item LEAKEY, ANDREW - University Of Illinois
item GORE, MICHAEL - Cornell University
item Buckler, Edward - Ed
item BANDILLO, NONOY - Cornell University

Submitted to: Genetics
Publication Type: Peer Reviewed Journal
Publication Acceptance Date: 12/22/2018
Publication Date: 3/1/2019
Citation: Valluru, R., Gazave, E., Fernandes, S., Ferguson, J., Lazano, R., Hirannaiah, P., Zuo, T., Brown, P., Leakey, A., Gore, M., Buckler IV, E.S., Bandillo, N. 2019. Deleterious mutation burden and its association with complex traits in sorghum (sorghum bicolor). Genetics. 211(3):1075-1087.

Interpretive Summary: Sorghum (Sorghum bicolor L.) is a major food cereal for millions of people worldwide. The sorghum genome, like other species, accumulates deleterious mutations, likely impacting its fitness. The lack of recombination, drift, and the coupling with favorable loci impede the removal of deleterious mutations from the genome by selection. To study how deleterious variants impact phenotypes, we identified putative deleterious mutations among ~5.5 M segregating variants of 229 diverse biomass sorghum lines.

Technical Abstract: We used phenotypic and genomic data from different racial groups of sorghum to show that sorghum accumulates an appreciable number of deleterious mutations in the genome.

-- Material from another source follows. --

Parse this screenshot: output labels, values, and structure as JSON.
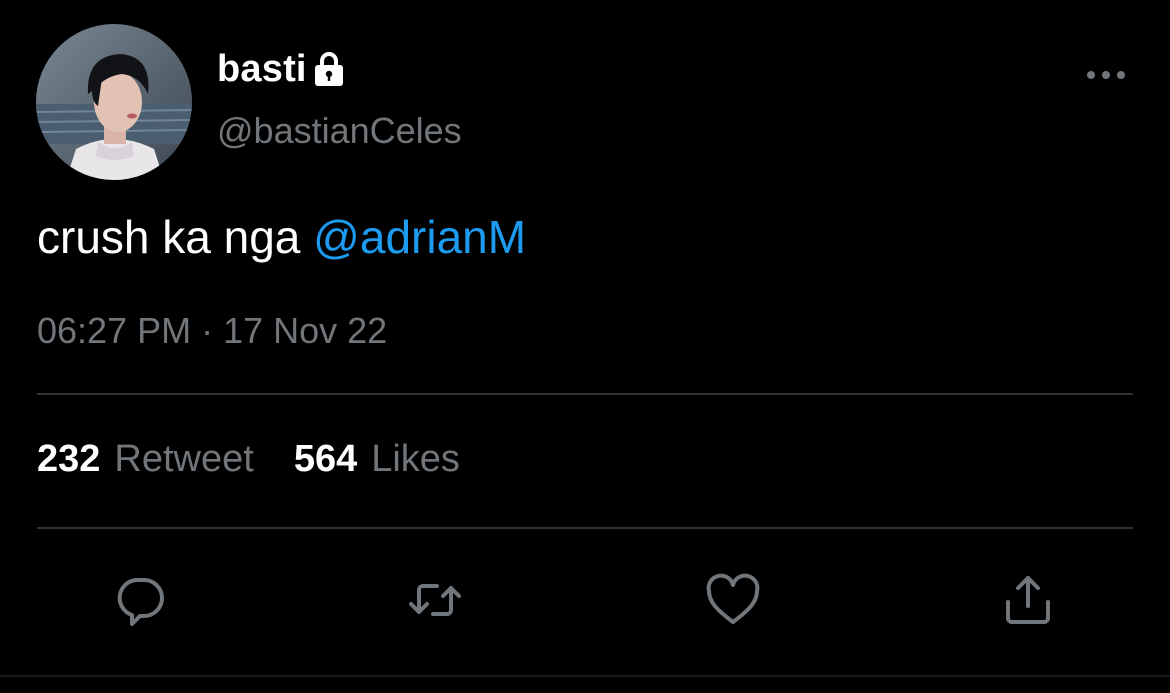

Mutation burden differs substantially among racial groups that negatively correlate with phenotypes. GS models encompassing deleterious mutations show variable predictive ability across traits and, given the relatively high level of population structure in sorghum, disentangling deleterious effects at the single-variant level would take a tremendous amount of effort and recombination. Deleterious variants could be prioritized through work with intermediate phenotypes or with more extensive evolutionary analysis among closely related species. Both of these avenues, if combined with high-throughput genome editing and conventional breeding approaches involving parental lines with fewer deleterious variants, could be used to systematically start removing deleterious variants from elite sorghum lines.